[Website and app data records]

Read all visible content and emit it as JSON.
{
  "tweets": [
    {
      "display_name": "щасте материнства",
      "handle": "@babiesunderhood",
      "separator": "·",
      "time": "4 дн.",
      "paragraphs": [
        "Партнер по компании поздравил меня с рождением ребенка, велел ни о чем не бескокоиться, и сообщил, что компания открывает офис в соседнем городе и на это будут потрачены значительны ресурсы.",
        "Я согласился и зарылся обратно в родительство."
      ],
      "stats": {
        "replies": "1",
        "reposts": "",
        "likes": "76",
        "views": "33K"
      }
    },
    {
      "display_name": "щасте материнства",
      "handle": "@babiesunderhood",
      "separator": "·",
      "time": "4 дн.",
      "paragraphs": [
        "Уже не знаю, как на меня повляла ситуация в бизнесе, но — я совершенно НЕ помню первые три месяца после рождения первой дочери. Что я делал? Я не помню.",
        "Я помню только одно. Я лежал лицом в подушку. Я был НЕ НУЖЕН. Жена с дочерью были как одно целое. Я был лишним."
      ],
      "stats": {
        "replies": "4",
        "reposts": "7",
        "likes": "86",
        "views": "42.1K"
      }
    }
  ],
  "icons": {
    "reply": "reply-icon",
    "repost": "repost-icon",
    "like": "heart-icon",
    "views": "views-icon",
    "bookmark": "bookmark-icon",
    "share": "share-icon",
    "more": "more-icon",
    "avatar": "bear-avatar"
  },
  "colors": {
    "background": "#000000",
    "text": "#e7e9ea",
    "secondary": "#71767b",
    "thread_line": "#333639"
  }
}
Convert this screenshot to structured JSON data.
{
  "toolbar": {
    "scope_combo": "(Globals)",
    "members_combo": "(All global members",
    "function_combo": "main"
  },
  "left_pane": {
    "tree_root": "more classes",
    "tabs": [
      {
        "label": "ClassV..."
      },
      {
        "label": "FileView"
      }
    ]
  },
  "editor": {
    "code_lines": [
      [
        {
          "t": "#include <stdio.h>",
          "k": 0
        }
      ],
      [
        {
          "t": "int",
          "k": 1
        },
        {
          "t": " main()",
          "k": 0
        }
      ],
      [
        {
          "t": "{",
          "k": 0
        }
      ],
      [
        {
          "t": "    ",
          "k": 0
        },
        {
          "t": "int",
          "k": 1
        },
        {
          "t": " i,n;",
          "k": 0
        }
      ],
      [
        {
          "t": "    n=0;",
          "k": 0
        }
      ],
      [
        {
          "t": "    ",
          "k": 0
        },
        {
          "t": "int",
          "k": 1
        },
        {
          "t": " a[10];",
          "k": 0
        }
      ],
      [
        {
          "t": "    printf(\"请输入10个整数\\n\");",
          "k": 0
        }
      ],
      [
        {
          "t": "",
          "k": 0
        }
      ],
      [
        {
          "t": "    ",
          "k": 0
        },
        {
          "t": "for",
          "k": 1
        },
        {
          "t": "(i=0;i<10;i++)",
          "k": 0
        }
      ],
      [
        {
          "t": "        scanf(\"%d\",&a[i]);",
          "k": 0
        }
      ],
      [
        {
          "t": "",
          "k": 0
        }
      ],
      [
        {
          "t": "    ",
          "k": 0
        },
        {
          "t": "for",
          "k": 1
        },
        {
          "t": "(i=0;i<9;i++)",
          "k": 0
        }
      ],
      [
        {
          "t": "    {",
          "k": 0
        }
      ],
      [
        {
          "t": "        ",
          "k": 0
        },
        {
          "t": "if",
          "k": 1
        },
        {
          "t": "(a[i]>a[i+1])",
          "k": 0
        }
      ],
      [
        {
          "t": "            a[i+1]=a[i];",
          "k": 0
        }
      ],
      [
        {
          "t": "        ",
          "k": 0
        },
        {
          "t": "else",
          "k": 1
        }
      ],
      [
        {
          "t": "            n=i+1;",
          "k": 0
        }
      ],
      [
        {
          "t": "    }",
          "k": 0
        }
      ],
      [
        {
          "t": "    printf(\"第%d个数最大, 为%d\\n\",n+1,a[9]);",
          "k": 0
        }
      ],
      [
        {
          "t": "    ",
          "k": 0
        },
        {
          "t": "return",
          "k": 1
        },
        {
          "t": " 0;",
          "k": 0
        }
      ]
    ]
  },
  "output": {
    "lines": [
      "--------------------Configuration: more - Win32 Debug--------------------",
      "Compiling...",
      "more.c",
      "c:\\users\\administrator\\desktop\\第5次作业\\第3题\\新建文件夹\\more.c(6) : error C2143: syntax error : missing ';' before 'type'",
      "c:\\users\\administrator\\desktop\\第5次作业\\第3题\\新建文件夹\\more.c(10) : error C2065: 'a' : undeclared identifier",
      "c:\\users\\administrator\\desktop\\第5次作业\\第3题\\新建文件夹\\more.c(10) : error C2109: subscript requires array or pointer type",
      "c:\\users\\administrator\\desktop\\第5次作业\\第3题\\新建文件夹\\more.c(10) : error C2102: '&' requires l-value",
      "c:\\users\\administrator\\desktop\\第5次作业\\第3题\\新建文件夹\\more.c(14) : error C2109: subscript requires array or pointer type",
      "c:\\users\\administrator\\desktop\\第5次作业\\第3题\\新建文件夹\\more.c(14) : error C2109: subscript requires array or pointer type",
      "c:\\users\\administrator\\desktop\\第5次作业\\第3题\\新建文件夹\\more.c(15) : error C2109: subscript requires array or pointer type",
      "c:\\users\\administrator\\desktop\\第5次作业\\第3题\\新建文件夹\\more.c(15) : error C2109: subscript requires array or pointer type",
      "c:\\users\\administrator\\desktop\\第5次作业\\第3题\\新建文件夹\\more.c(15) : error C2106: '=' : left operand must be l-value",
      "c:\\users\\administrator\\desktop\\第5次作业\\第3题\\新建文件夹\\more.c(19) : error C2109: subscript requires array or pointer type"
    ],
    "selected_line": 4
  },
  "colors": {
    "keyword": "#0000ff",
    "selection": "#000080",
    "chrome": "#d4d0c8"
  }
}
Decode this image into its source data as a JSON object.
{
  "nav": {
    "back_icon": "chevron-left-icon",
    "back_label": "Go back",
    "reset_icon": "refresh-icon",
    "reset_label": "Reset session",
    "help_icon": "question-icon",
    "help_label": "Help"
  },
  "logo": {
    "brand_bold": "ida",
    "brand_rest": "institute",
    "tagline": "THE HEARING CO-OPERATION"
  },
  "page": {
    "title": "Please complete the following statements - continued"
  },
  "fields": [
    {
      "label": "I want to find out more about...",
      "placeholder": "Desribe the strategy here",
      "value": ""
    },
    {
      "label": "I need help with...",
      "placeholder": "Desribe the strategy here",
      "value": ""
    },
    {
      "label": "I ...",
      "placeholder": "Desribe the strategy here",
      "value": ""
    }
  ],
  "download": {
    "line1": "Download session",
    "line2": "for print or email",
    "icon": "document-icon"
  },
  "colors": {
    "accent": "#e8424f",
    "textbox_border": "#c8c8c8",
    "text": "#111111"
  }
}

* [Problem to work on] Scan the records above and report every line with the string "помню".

* [Task solution]
        "Уже не знаю, как на меня повляла ситуация в бизнесе, но — я совершенно НЕ помню первые три месяца после рождения первой дочери. Что я делал? Я не помню.",
        "Я помню только одно. Я лежал лицом в подушку. Я был НЕ НУЖЕН. Жена с дочерью были как одно целое. Я был лишним."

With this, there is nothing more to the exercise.